Reaching Hire: The Hiring Process for Latin Teachers

Aidan Sarazen News Editor The Latin School of Chicago is a small, close-knit community filled with diligent students, extraordinary resources, and high-tech classrooms. With that being said, it is no surprise that the best teachers in the Chicago area want to work at Latin. Teachers at Latin are caring, knowledgable, and fun; they are a vital part of our community. How is it that, time and time again, Latin brings in teachers that almost always meet and exceed the high expectations set for them? It all starts with the hiring process. At Latin, the first step to hiring teachers is advertisement. The school places ads for teaching positions in the Chicago Tribune, Romannet, as well as other teaching specific web sites. In addition to media, Latin uses job placement services like Carney Sandoe and NEMNET, which help potential teachers land jobs at independent schools around the world. According to Mr. Graf, these varied methods allow Latin to “diversify the pool of candidates as much as possible.” Before Mr. Graf and department chairs even meet the potential teachers, they narrow down the field to six or eight candidates, based upon their applications. In terms of the specifics of the applications, where the candidate attended college is a variable, but not an important one. Their teaching experiences are of much more importance. The next step is to conduct phone interviews, which allow for Mr. Graf and the department chairs to decide who they want to bring to the campus. Mr. Graf makes it clear that during these interviews, department chairs “look for evidence of passion and excitement [towards] adolescents…and their subject area.” Since many candidates who apply for a job at Latin are often enthusiastic towards students and their field of study, Mr. Graf and department chairs have to dig further into the personalities of the potential teachers.

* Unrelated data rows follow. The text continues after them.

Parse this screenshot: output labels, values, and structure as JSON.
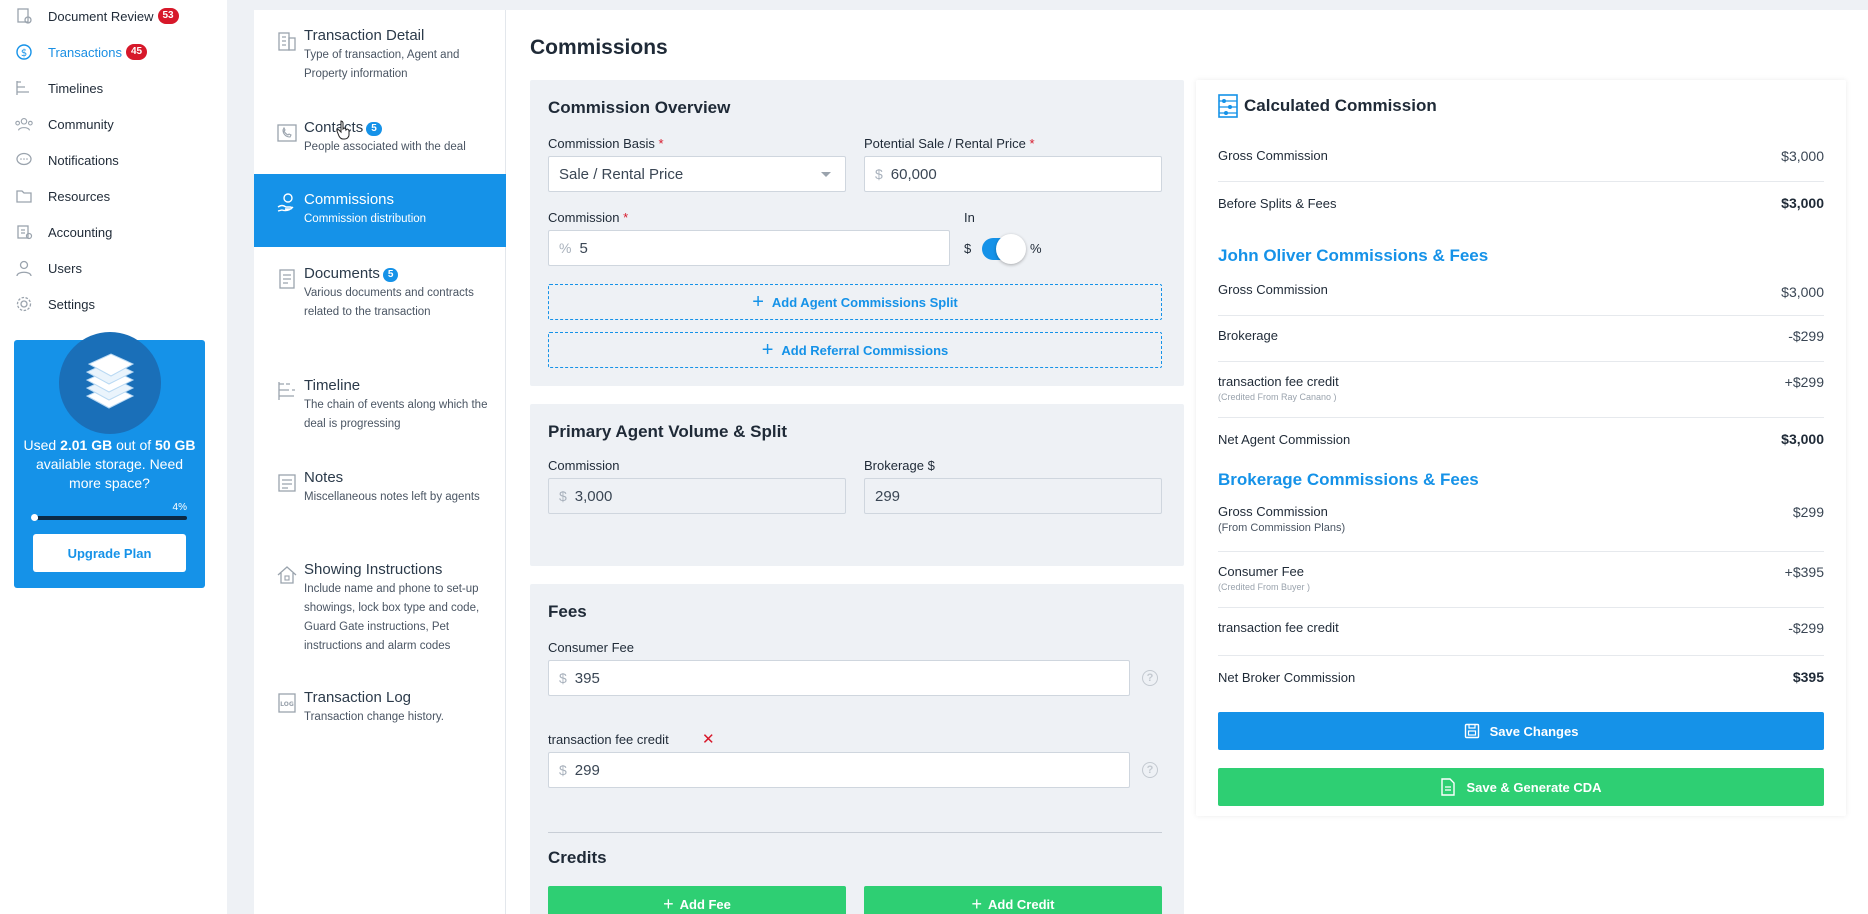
{
  "sidebar": {
    "items": [
      {
        "label": "Document Review",
        "badge": "53",
        "icon": "document-review-icon"
      },
      {
        "label": "Transactions",
        "badge": "45",
        "icon": "transactions-icon",
        "active": true
      },
      {
        "label": "Timelines",
        "badge": "",
        "icon": "timelines-icon"
      },
      {
        "label": "Community",
        "badge": "",
        "icon": "community-icon"
      },
      {
        "label": "Notifications",
        "badge": "",
        "icon": "notifications-icon"
      },
      {
        "label": "Resources",
        "badge": "",
        "icon": "resources-icon"
      },
      {
        "label": "Accounting",
        "badge": "",
        "icon": "accounting-icon"
      },
      {
        "label": "Users",
        "badge": "",
        "icon": "users-icon"
      },
      {
        "label": "Settings",
        "badge": "",
        "icon": "settings-icon"
      }
    ],
    "storage": {
      "text_pre": "Used ",
      "used": "2.01 GB",
      "text_mid": " out of ",
      "total": "50 GB",
      "text_post": " available storage. Need more space?",
      "percent_label": "4%",
      "percent": 4,
      "upgrade_label": "Upgrade Plan"
    }
  },
  "sections": [
    {
      "title": "Transaction Detail",
      "desc": "Type of transaction, Agent and Property information",
      "badge": ""
    },
    {
      "title": "Contacts",
      "desc": "People associated with the deal",
      "badge": "5"
    },
    {
      "title": "Commissions",
      "desc": "Commission distribution",
      "badge": "",
      "active": true
    },
    {
      "title": "Documents",
      "desc": "Various documents and contracts related to the transaction",
      "badge": "5"
    },
    {
      "title": "Timeline",
      "desc": "The chain of events along which the deal is progressing",
      "badge": ""
    },
    {
      "title": "Notes",
      "desc": "Miscellaneous notes left by agents",
      "badge": ""
    },
    {
      "title": "Showing Instructions",
      "desc": "Include name and phone to set-up showings, lock box type and code, Guard Gate instructions, Pet instructions and alarm codes",
      "badge": ""
    },
    {
      "title": "Transaction Log",
      "desc": "Transaction change history.",
      "badge": ""
    }
  ],
  "main": {
    "title": "Commissions",
    "overview": {
      "heading": "Commission Overview",
      "basis_label": "Commission Basis",
      "basis_value": "Sale / Rental Price",
      "price_label": "Potential Sale / Rental Price",
      "price_prefix": "$",
      "price_value": "60,000",
      "commission_label": "Commission",
      "commission_prefix": "%",
      "commission_value": "5",
      "in_label": "In",
      "toggle_left": "$",
      "toggle_right": "%",
      "req": "*",
      "add_split": "Add Agent Commissions Split",
      "add_referral": "Add Referral Commissions"
    },
    "primary": {
      "heading": "Primary Agent Volume & Split",
      "commission_label": "Commission",
      "commission_prefix": "$",
      "commission_value": "3,000",
      "brokerage_label": "Brokerage $",
      "brokerage_value": "299"
    },
    "fees": {
      "heading": "Fees",
      "consumer_label": "Consumer Fee",
      "consumer_prefix": "$",
      "consumer_value": "395",
      "credit_label": "transaction fee credit",
      "credit_prefix": "$",
      "credit_value": "299",
      "help": "?"
    },
    "credits": {
      "heading": "Credits",
      "add_fee": "Add Fee",
      "add_credit": "Add Credit"
    }
  },
  "calc": {
    "title": "Calculated Commission",
    "gross_label": "Gross Commission",
    "gross_value": "$3,000",
    "before_label": "Before Splits & Fees",
    "before_value": "$3,000",
    "agent_heading": "John Oliver Commissions & Fees",
    "agent_gross_label": "Gross Commission",
    "agent_gross_value": "$3,000",
    "agent_brokerage_label": "Brokerage",
    "agent_brokerage_value": "-$299",
    "agent_credit_label": "transaction fee credit",
    "agent_credit_sub": "(Credited From Ray Canano )",
    "agent_credit_value": "+$299",
    "agent_net_label": "Net Agent Commission",
    "agent_net_value": "$3,000",
    "broker_heading": "Brokerage Commissions & Fees",
    "broker_gross_label": "Gross Commission",
    "broker_gross_sub": "(From Commission Plans)",
    "broker_gross_value": "$299",
    "broker_consumer_label": "Consumer Fee",
    "broker_consumer_sub": "(Credited From Buyer )",
    "broker_consumer_value": "+$395",
    "broker_credit_label": "transaction fee credit",
    "broker_credit_value": "-$299",
    "broker_net_label": "Net Broker Commission",
    "broker_net_value": "$395",
    "save_label": "Save Changes",
    "cda_label": "Save & Generate CDA"
  },
  "colors": {
    "accent": "#1592e8",
    "green": "#2ecf73",
    "badge_red": "#d7182a"
  }
}
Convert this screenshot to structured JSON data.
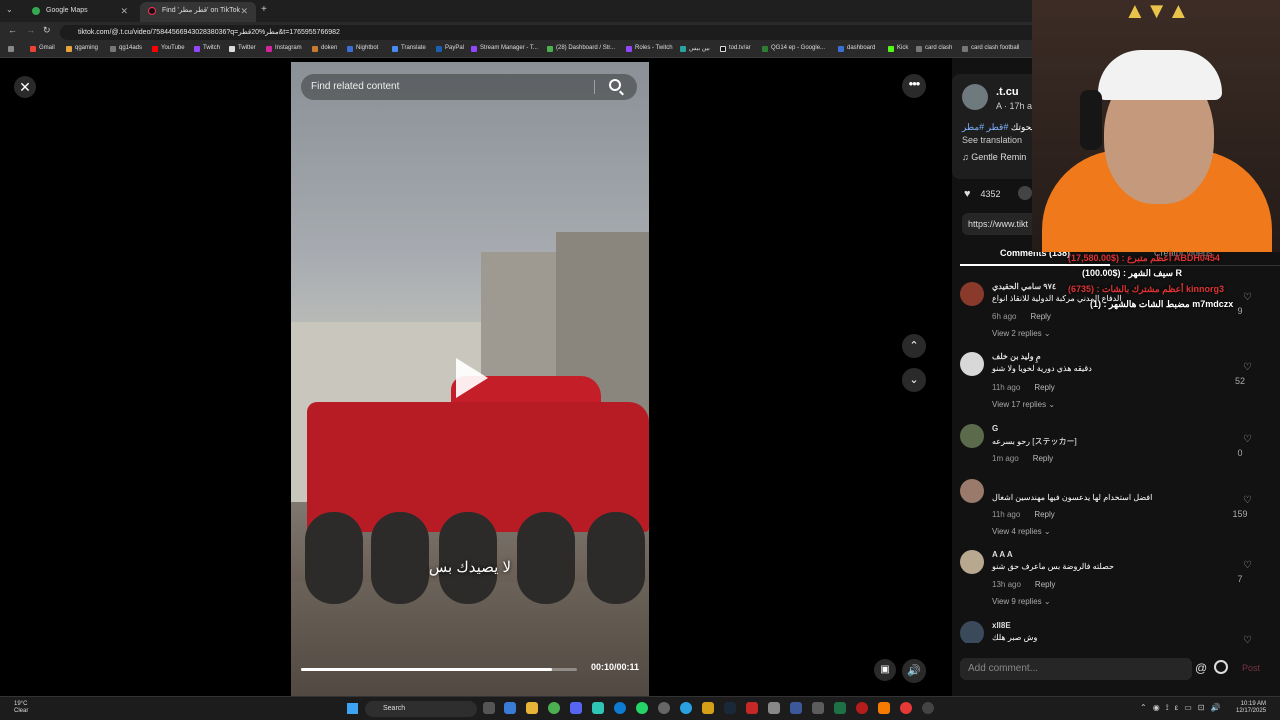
{
  "browser": {
    "tabs": [
      {
        "title": "Google Maps"
      },
      {
        "title": "Find 'قطر مطر' on TikTok | TikTok"
      }
    ],
    "url": "tiktok.com/@.t.cu/video/7584456694302838036?q=مطر%20قطر&t=1765955766982",
    "bookmarks": [
      "Gmail",
      "qgaming",
      "qg14ads",
      "YouTube",
      "Twitch",
      "Twitter",
      "Instagram",
      "doken",
      "Nightbot",
      "Translate",
      "PayPal",
      "Stream Manager - T...",
      "(28) Dashboard / Str...",
      "Roles - Twitch",
      "بین بیس",
      "tod.tv/ar",
      "QG14 ep - Google...",
      "dashboard",
      "Kick",
      "card clash",
      "card clash football"
    ]
  },
  "video": {
    "search_placeholder": "Find related content",
    "subtitle": "لا يصيدك بس",
    "time": "00:10/00:11",
    "progress": 0.91
  },
  "author": {
    "name": ".t.cu",
    "meta": "A · 17h ag",
    "caption_hashtags": "#قطر #مطر",
    "caption_text": "لا يحوتك",
    "see_translation": "See translation",
    "music": "♫  Gentle Remin",
    "likes": "4352",
    "link": "https://www.tikt"
  },
  "tabs": {
    "comments": "Comments (138)",
    "creator": "Creator videos"
  },
  "comments": [
    {
      "user": "٩٧٤ سامي الحقيدي",
      "text": "الدفاع المدني مركبة الدولية للانقاذ انواع",
      "time": "6h ago",
      "reply": "Reply",
      "replies": "View 2 replies",
      "likes": "9",
      "avatar_color": "#8a3a2a"
    },
    {
      "user": "مِ وليد بن خلف",
      "text": "دقيقه هذي دورية لخويا ولا شنو",
      "time": "11h ago",
      "reply": "Reply",
      "replies": "View 17 replies",
      "likes": "52",
      "avatar_color": "#d8d8d8"
    },
    {
      "user": "G",
      "text": "رحو بسرعه [ステッカー]",
      "time": "1m ago",
      "reply": "Reply",
      "replies": "",
      "likes": "0",
      "avatar_color": "#5a6a4a"
    },
    {
      "user": "",
      "text": "افضل استخدام لها يدعسون فيها مهندسين اشغال",
      "time": "11h ago",
      "reply": "Reply",
      "replies": "View 4 replies",
      "likes": "159",
      "avatar_color": "#9a7a6a"
    },
    {
      "user": "A A A",
      "text": "حصلته فالروضة بس ماعرف حق شنو",
      "time": "13h ago",
      "reply": "Reply",
      "replies": "View 9 replies",
      "likes": "7",
      "avatar_color": "#b8a890"
    },
    {
      "user": "xll8E",
      "text": "وش صبر هلك",
      "time": "",
      "reply": "",
      "replies": "",
      "likes": "",
      "avatar_color": "#3a4a5a"
    }
  ],
  "comment_box": {
    "placeholder": "Add comment...",
    "at": "@",
    "post": "Post"
  },
  "stream_overlay": {
    "line1": "سيف الشهر : ($100.00) R",
    "line2": "أعظم مشترك بالشات : (6735) kinnorg3",
    "line3": "مضبط الشات هالشهر : (1) m7mdczx",
    "line0": "أعظم متبرع : ($17,580.00) ABDH0454"
  },
  "taskbar": {
    "weather_temp": "19°C",
    "weather_desc": "Clear",
    "search": "Search",
    "time": "10:19 AM",
    "date": "12/17/2025"
  },
  "colors": {
    "accent": "#fe2c55",
    "hashtag": "#7fb3ff"
  }
}
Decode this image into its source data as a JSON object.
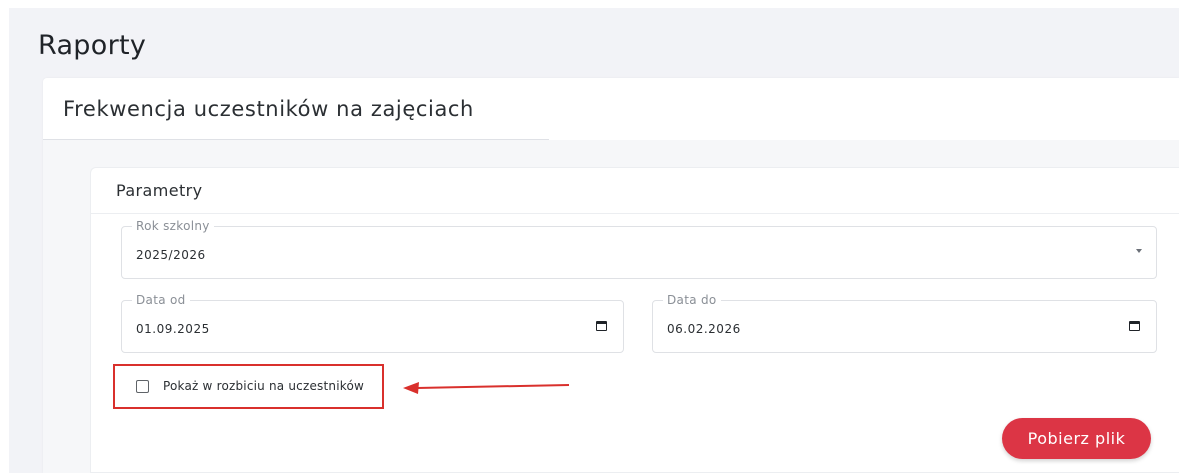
{
  "page": {
    "title": "Raporty"
  },
  "report": {
    "title": "Frekwencja uczestników na zajęciach"
  },
  "parameters": {
    "title": "Parametry",
    "school_year": {
      "label": "Rok szkolny",
      "value": "2025/2026",
      "icon": "chevron-down-icon"
    },
    "date_from": {
      "label": "Data od",
      "value": "01.09.2025",
      "icon": "calendar-icon"
    },
    "date_to": {
      "label": "Data do",
      "value": "06.02.2026",
      "icon": "calendar-icon"
    },
    "breakdown_checkbox": {
      "label": "Pokaż w rozbiciu na uczestników",
      "checked": false
    }
  },
  "actions": {
    "download_label": "Pobierz plik"
  },
  "annotation": {
    "highlight_color": "#d9302c",
    "arrow": "arrow-left-icon"
  },
  "colors": {
    "accent": "#dc3545",
    "background": "#f2f3f7"
  }
}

Humor and creativity are two vital characteristics of candidates, as Mr. Graf knows that “those qualities go a long way in a school.” Following a successful phone interview, applicants can be invited to teach a class at Latin. Mr. Greer, the history department chair, believes that class demonstrations are important, because it “is a high stress situation [that] reveals a teacher’s instincts.” Similarly, Mr. Graf adds that the teacher needs to be able to “make adjustments and think on his or her feet,” a necessary quality for a high school teacher. Once the class demonstration has been completed, the candidate will answer questions that display how they reflect on the class he or she just taught. For Mr. Greer, teachers who “communicate that they rely on lecturing as their main teaching tool” are not a good hire (Latin students can now be confident that their history classes won’t be boring). Additionally, Mr. Greer makes it clear that “teachers who show little inclination to collaborate with other faculty” will probably not get the job. In short, teachers have to be able to relate to their students and other faculty members, while also displaying a deep passion for their subject. While seeking enthusiastic teachers, Latin also makes an effort to diversify their faculty. Mr. Graf believes that “a diverse student body deserves a diverse and multi-faceted faculty,” who give students the opportunity to adapt to many different teaching styles. For new teachers at Latin, even after they have been hired, their evaluation is not over. New faculty will receive frequent visits from Mr. Graf and the department chairs, who will provide support and mentoring for them. In addition, Mr. Graf, along with the respective department chair, will help them set goals appropriate to their first year at Latin. Of course, there are also the class surveys that students fill out. Besides Mr. Graf and the department chairs, Ms. Denevi, the new Director of Studies and Professional Development, will help to make the evaluation process go smoothly. Even if this hiring process seems complex and strenuous, Mr. Graf and department chairs say that it is more exciting and fun than stressful. Not only do they get to meet a lot of teachers, but they get to show off Latin. After going through this hiring process, it is no wonder that Latin’s teachers are consistently passionate about their students and their work. Consider looking at Latin’s teachers in a more respectful light; they went through a lot to get a job here.]]>